**Task statement**
Within the records below, find each line with the word "network" and copy it out.
*** Data to examine
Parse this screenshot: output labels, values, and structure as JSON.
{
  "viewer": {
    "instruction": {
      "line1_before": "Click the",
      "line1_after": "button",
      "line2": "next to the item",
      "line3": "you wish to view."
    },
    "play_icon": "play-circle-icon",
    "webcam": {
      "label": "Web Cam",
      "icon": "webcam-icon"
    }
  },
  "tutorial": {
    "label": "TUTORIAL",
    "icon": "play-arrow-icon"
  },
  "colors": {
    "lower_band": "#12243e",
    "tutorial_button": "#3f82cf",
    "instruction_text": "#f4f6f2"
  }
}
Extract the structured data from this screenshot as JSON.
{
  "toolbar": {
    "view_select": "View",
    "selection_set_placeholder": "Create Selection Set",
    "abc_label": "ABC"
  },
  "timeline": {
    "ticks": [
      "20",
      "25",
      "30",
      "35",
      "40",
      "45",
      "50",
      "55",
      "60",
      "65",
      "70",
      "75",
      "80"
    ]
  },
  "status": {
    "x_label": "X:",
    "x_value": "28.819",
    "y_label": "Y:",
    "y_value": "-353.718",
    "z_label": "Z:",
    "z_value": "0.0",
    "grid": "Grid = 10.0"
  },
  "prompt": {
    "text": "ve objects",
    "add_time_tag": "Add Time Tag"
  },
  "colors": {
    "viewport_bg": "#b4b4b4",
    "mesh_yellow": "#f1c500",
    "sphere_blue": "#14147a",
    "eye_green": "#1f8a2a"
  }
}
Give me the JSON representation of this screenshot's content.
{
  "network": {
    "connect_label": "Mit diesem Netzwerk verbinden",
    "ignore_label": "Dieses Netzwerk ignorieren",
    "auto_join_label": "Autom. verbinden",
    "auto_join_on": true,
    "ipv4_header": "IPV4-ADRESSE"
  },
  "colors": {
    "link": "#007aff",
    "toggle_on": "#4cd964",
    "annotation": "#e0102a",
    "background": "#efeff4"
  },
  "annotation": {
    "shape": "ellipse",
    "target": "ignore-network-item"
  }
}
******
**Expected answer**
  "network": {
    "target": "ignore-network-item"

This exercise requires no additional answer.